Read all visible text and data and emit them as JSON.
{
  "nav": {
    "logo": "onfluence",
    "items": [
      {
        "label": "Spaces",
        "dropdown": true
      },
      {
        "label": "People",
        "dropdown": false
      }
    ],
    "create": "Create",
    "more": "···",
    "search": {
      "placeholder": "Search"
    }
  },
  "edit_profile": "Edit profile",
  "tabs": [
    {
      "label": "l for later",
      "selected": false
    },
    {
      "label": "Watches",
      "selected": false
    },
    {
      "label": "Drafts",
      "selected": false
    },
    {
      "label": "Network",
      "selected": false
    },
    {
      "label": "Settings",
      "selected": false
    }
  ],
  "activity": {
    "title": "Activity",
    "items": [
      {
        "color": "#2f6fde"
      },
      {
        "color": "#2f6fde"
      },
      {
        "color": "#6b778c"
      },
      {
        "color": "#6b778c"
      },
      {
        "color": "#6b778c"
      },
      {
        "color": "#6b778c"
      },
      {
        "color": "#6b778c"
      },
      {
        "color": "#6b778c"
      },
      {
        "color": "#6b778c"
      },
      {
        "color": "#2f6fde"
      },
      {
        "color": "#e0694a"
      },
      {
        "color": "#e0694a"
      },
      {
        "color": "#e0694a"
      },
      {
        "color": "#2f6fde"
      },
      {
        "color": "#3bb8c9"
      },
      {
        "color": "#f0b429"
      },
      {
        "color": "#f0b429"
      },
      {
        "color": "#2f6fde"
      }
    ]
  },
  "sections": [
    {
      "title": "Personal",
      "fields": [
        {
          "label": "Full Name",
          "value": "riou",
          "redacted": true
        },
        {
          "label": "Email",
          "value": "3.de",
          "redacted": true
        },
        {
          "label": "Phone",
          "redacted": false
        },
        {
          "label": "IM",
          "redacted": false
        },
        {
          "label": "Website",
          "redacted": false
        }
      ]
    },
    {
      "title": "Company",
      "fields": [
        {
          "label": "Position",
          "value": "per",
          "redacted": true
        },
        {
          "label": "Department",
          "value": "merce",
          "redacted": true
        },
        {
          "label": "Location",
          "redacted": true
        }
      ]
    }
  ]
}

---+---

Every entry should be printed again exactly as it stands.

Read all visible text and data and emit them as JSON.
{
  "nav": {
    "logo": "onfluence",
    "items": [
      {
        "label": "Spaces",
        "dropdown": true
      },
      {
        "label": "People",
        "dropdown": false
      }
    ],
    "create": "Create",
    "more": "···",
    "search": {
      "placeholder": "Search"
    }
  },
  "edit_profile": "Edit profile",
  "tabs": [
    {
      "label": "l for later",
      "selected": false
    },
    {
      "label": "Watches",
      "selected": false
    },
    {
      "label": "Drafts",
      "selected": false
    },
    {
      "label": "Network",
      "selected": false
    },
    {
      "label": "Settings",
      "selected": false
    }
  ],
  "activity": {
    "title": "Activity",
    "items": [
      {
        "color": "#2f6fde"
      },
      {
        "color": "#2f6fde"
      },
      {
        "color": "#6b778c"
      },
      {
        "color": "#6b778c"
      },
      {
        "color": "#6b778c"
      },
      {
        "color": "#6b778c"
      },
      {
        "color": "#6b778c"
      },
      {
        "color": "#6b778c"
      },
      {
        "color": "#6b778c"
      },
      {
        "color": "#2f6fde"
      },
      {
        "color": "#e0694a"
      },
      {
        "color": "#e0694a"
      },
      {
        "color": "#e0694a"
      },
      {
        "color": "#2f6fde"
      },
      {
        "color": "#3bb8c9"
      },
      {
        "color": "#f0b429"
      },
      {
        "color": "#f0b429"
      },
      {
        "color": "#2f6fde"
      }
    ]
  },
  "sections": [
    {
      "title": "Personal",
      "fields": [
        {
          "label": "Full Name",
          "value": "riou",
          "redacted": true
        },
        {
          "label": "Email",
          "value": "3.de",
          "redacted": true
        },
        {
          "label": "Phone",
          "redacted": false
        },
        {
          "label": "IM",
          "redacted": false
        },
        {
          "label": "Website",
          "redacted": false
        }
      ]
    },
    {
      "title": "Company",
      "fields": [
        {
          "label": "Position",
          "value": "per",
          "redacted": true
        },
        {
          "label": "Department",
          "value": "merce",
          "redacted": true
        },
        {
          "label": "Location",
          "redacted": true
        }
      ]
    }
  ]
}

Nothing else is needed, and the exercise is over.